“Chip, our mother is Charles Manson!” Ricki Lake exclaims to her brother upon learning of their perfect suburban mom’s double life in John Waters’ latest expose of society’s hypocrisies, normal people’s naughty thoughts and the secrets that lie behind suburbia’s well-manicured facades. Fun, almost endearing in its cheeky irreverence, but also rather mild and scattershot in its satiric marksmanship, “Serial Mom” provokes chuckles and the occasional raised eyebrow rather than guffaws and gross-outs. B.O. prospects appear moderate, as pic doesn’t have the bite or sustained high comedy to propel this from cultdom to mainstream hitsville.

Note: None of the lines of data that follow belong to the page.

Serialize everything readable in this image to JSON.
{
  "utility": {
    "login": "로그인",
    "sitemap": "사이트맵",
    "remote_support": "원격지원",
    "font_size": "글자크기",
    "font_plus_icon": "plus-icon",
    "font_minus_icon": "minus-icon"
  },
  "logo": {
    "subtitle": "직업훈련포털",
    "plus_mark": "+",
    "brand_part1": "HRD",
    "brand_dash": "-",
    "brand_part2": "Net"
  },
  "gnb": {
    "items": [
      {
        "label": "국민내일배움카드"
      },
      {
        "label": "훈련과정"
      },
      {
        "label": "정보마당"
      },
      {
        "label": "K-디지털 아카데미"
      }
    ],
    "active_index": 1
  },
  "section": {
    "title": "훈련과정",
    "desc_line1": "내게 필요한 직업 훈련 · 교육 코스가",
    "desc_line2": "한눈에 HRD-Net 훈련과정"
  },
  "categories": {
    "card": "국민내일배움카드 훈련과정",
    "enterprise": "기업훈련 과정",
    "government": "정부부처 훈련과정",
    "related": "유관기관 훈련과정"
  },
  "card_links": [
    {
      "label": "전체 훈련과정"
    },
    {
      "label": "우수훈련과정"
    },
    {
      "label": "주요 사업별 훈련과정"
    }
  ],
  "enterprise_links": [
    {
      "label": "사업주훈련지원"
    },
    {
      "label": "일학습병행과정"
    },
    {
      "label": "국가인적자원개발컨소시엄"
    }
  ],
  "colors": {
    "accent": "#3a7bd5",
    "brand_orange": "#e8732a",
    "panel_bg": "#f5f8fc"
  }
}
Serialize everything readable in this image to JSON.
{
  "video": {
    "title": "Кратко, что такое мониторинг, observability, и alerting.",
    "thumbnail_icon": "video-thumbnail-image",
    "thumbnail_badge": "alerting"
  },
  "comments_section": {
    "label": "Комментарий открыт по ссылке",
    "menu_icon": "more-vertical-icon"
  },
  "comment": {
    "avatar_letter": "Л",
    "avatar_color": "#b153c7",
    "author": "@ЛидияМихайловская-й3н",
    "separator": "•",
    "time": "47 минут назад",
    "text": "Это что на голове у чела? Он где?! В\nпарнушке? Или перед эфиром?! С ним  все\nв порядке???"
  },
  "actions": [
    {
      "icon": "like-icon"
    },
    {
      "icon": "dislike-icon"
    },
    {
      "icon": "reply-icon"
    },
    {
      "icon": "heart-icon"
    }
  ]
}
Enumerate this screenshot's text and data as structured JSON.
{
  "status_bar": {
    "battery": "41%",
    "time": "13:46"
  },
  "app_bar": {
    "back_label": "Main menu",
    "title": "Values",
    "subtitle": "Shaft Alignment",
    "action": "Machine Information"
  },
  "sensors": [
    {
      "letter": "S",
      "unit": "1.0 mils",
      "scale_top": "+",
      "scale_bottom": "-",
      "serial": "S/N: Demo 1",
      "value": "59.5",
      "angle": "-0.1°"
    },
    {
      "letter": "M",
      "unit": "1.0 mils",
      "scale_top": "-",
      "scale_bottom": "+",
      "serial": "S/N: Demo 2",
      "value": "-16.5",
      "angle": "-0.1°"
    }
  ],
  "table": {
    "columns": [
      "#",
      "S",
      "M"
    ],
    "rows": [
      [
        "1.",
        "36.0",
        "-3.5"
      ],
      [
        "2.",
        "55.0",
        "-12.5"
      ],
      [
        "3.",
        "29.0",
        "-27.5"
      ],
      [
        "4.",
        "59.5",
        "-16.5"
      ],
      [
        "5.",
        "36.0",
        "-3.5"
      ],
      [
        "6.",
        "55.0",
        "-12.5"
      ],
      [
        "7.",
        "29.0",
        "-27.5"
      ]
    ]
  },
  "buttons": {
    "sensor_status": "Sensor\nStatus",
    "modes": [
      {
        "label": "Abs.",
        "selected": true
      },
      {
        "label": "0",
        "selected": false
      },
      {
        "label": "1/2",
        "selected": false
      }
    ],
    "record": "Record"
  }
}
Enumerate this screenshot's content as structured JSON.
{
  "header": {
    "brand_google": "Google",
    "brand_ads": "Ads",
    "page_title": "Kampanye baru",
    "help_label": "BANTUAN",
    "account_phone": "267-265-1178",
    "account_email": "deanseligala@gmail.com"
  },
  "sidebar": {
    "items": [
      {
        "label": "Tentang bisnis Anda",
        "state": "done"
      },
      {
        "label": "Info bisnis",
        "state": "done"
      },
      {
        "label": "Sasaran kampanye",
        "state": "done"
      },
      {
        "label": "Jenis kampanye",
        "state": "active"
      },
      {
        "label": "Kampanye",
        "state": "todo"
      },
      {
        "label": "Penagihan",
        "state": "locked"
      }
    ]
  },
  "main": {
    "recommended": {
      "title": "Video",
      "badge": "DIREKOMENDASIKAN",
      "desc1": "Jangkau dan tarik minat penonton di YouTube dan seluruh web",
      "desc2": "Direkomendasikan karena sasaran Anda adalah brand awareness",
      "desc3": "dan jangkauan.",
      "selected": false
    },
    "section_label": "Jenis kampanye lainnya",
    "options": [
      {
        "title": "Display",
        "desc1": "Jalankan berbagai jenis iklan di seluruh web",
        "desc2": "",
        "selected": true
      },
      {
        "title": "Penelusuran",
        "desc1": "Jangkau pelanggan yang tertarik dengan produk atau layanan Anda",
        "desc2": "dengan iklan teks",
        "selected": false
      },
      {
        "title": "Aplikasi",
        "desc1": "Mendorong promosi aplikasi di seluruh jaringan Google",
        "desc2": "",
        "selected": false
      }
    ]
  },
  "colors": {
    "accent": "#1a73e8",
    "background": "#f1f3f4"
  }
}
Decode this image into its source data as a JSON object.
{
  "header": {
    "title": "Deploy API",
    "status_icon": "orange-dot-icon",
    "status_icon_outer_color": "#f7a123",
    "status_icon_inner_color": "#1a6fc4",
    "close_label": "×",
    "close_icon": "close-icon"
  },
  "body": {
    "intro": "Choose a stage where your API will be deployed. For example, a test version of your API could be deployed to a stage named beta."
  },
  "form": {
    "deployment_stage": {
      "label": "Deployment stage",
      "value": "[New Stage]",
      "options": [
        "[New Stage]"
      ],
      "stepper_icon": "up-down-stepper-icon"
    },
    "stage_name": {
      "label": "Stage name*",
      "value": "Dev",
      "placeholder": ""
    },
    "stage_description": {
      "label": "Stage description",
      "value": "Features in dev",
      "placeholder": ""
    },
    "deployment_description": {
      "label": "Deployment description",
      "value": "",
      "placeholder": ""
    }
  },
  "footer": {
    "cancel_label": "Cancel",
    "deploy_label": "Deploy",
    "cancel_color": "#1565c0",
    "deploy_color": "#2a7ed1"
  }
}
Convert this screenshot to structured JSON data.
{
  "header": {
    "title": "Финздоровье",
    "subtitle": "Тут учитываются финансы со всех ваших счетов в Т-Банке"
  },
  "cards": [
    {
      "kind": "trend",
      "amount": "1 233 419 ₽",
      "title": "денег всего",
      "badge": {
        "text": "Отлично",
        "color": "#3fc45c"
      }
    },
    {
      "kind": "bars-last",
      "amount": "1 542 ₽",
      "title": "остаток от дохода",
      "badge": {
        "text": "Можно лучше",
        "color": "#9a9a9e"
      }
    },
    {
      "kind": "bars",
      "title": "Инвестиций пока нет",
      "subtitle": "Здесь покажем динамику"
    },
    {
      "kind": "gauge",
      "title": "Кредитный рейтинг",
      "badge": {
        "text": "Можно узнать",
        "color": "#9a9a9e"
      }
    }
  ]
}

To all outward appearances, Baltimore hausfrau Beverly Sutphin (Kathleen Turner) is June Cleaver incarnate. An endlessly supportive wife to dentist Eugene (Sam Waterston), she runs the ideal household, keeping the home spotless and serving up a delicious dinner every night to her family, which includes college student daughter Misty (Lake), who has extensive boy problems, and high-schooler son Chip (Matthew Lillard), a gore-film junkie.
As soon as they all leave for the day, however, Beverly jumps into action, making obscene phone calls to a silly neighborhood woman. Her chain is pulled, however, by Chip’s teacher, who dares to suggest that some therapy would help the youngster curb his addiction to horror pix. Without hesitation, Beverly runs the man over with her car for his impudence and heads home, where she can admire her signed photograph of Richard Speck and tune in Joan Rivers hosting her new TV show, “Serial Hags,” devoted to women who love mass murderers.
Once started, there’s no stopping Beverly, and by the time she’s arrested and charged with murder, she has killed six people. Firing her attorney for entering an insanity plea, media favorite Beverly argues her case herself and emerges as a feminist heroine who will be played in the TV movie by Suzanne Somers.
Waters’ trademark social mockery, campy humor and celebration of the tawdry are all in ample evidence. After an excursion into more benign, PG and PG-13 territory for his last two efforts, “Hairspray” and “Cry-Baby,” it’s good to see him back where his sick humor and taste for raunch have more room to roam.
But the problem is not only the wispy, clothesline plot that has no more complexity than a series of blackout sketches. Waters’ recent, bigger-budget films don’t seem subversive in the way that his bargain-basement indies did, because the object of their loving derision is a 1950s white-bread America, derived mostly from television, that has already been parodied to death and seems at too much of a remove from anything vital or on-the-line. With David Lynch having plumbed this territory in more insidious and disturbing ways in “Blue Velvet” and “Twin Peaks,” it’s tough to shake audiences up with any new revelations about nice families of four in homes with two-car garages.
Waters’ distinctive humor could also be better amplified and sustained if it were goosed up by more stylized visuals; the decor is right, but if the lensing and technique were as audacious and cockeyed as the ideas and jokes, the material would be socked over more impressively.
At one with Waters’ charming bad-boy spirit, Turner turns in a game, rambunctious star performance that hits the right note between satire and seriousness and gives the film such weight and grit that it has. With little to do, Waterston fits less effectively into the Waters universe, while Lake and Lillard as the kids progress from amazement to genuine enthusiasm for their mom’s newfound fame.
Supporting cast is peppered with the usual assortment of Waters-world notables, including Mink Stole, Traci Lords and Patricia Hearst. Basil Poledouris’ flavorful score no doubt deliberately contains numerous echoes of Bernard Herrmann.